A DRUNKEN coach driver has avoided jail despite taking his passengers on a tour of terror through North Yorkshire, swerving across icy lanes and driving the wrong way up a one-way street.
In a case magistrates described as displaying the most "most appalling" driving they had ever seen, Patrick Burke, 52, forced some of his 37 passengers - including screaming children - to beg him to pull over in horrendous weather conditions last month.
They had become suspicious when he smelled of alcohol and looked "dishevelled" as they returned from a day's Christmas shopping in York - but he insisted he was merely tired.

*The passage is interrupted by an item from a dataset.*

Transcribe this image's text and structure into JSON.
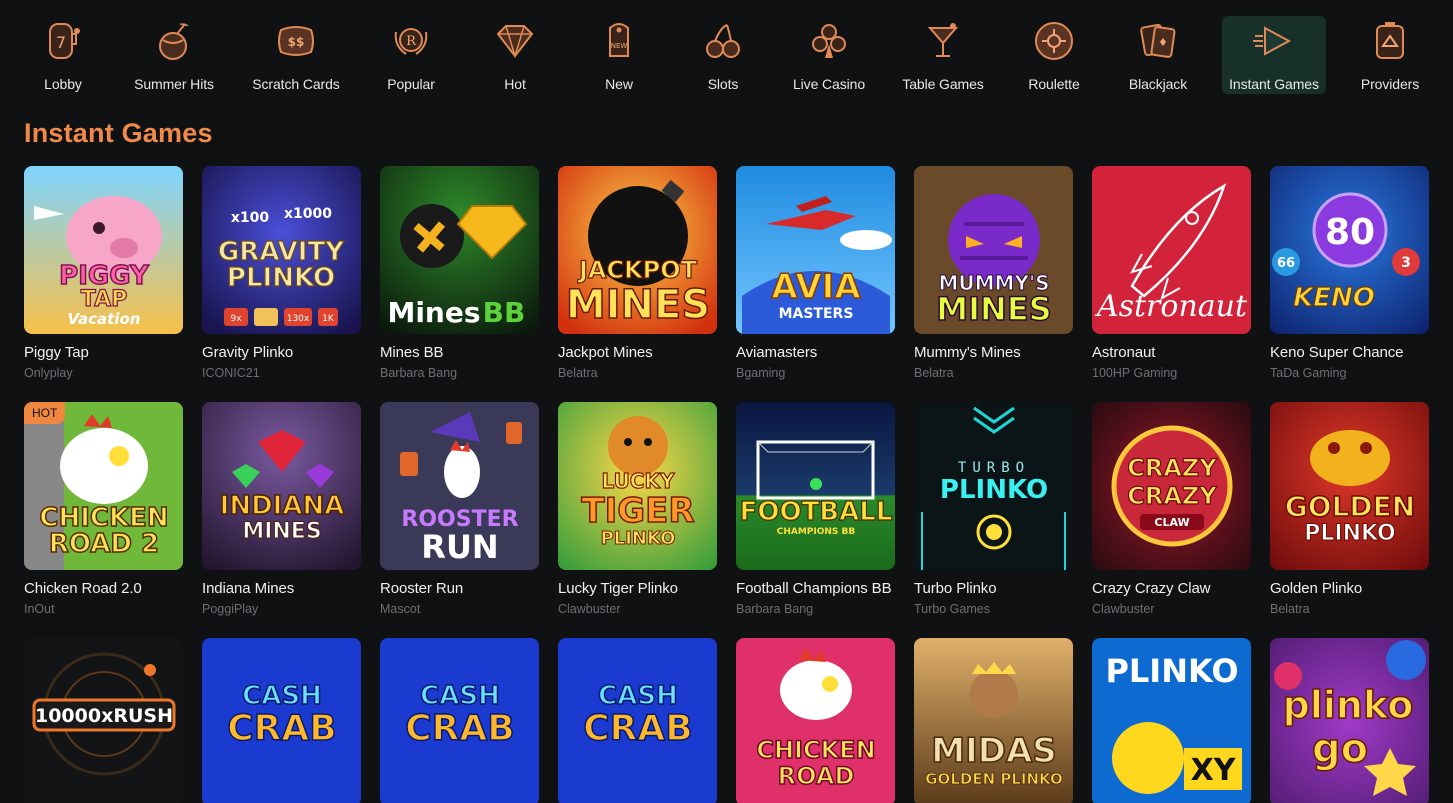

He then took them on a ten-mile journey as he attempted to drive them back to Manchester. On roads made hazardous by snow, he smashed into barriers attempting to turn the large single-decker which he had driven the wrong way down a busy one-way street.
At this point, two "absolutely terrified" passengers left the coach deciding the train would be safer - but Burke carried on ignoring cries from the bus.
He was finally persuaded to pull over - but compounded his errors by leaving the bus straddled across the A64 dual carriageway and then turning the lights out leaving the remaining passengers fearing a collision.
At Selby Magistrates Court, chairwoman Margaret Dennis told shamed Burke: "In all the years my colleagues and I have sat on this bench we've never heard such an appalling catalogue of events. It's a miracle they escaped serious harm."
But they decided against jailing him - instead ordering him to complete 300 hours of unpaid community work and banning him from driving for three years.
Prosecuting, Simon Ostler said Burke, of Cheadle, Cheshire, was driving the bus for his company Hayton's from Manchester to York for the passengers - ranging from children to the elderly - to enjoy a festive day out on December 5.
He arrived at 9.20am and told passengers he would be going to a Wetherspoon's for lunch. He then drank five lagers before returning to the bus at 5pm.
Mr Ostler said: "One woman said he looked tired and dishevelled, and her 12-year-old daughter even asked if he was drunk. Another passenger reported smelling alcohol on his breath.
"Tracy Fish, who had organised the trip, asked him if he had had an alcoholic drink and he replied 'No I haven't, I'm just very tired'. She accepted this and they drove off."
Within yards of leaving the coach park in the city centre he drove the wrong way up a one-way street, leaving the coach facing an oncoming bus. The bus driver managed to stop and even tried to help Burke reverse back, but he still managed to collide with a barrier on his third attempt.
It was at this point two passengers asked to get off because they were "so worried" by his driving and travelled home by train.
Undeterred, Burke continued on to the A64 which was covered in ice and slush. Another passenger's statement said he was swerving from the inside lane to the outside lane, then back towards the nearside kerb.
Ms Fish's written statement said: "People were panicking, I was scared and shaking. After one severe swerve passengers began shouting at him to pull over, and I knelt down beside him and gently asked him to pull over. He ignored me."
After ten miles of torment she finally convinced the drunk driver to pull over, but he chose to do this with half the bus still on the inside lane of the A64 near Bilborough and then turned all the coach lights off.
Ms Fish continued: "Turning the lights off put us in grave danger of being hit by another vehicle. One young boy started crying and shouting and others were screaming."
She called police, and even then had to stop Burke resuming the journey as he kept returning to the driver's seat. He was breathalysed and found to have 63 mcgs of alcohol in 100 mls of blood - almost twice the legal limit.
Defending, Sandra Keen said: "He wants to apologise to those passengers who he accepts must have been absolutely terrified. There were children crying. He told police that he thanks God he was stopped because he knows what could have happened."
Burke was sacked by his employers when the offence came to light. He admitted driving above the legal alcohol limit, driving without due care and attention and failing to stop after an accident at an earlier hearing.
He was also told to complete a drink drivers' rehabilitation course and pay 85 costs.
Traffic Sergeant Hamish Halloway said: "In my 18 years as a police officer this is one of the worst cases of drink driving I have encountered with potential unthinkable consequences.
"The passengers put their trust in Burke, a professional coach driver, but he chose to put the lives of both adults, children and other road users at significant risk.
"Without the quick thinking actions of some of the adult passengers on the coach, the return journey to Manchester could have had far more serious consequences. Mr Burke's actions can only amount to disgraceful."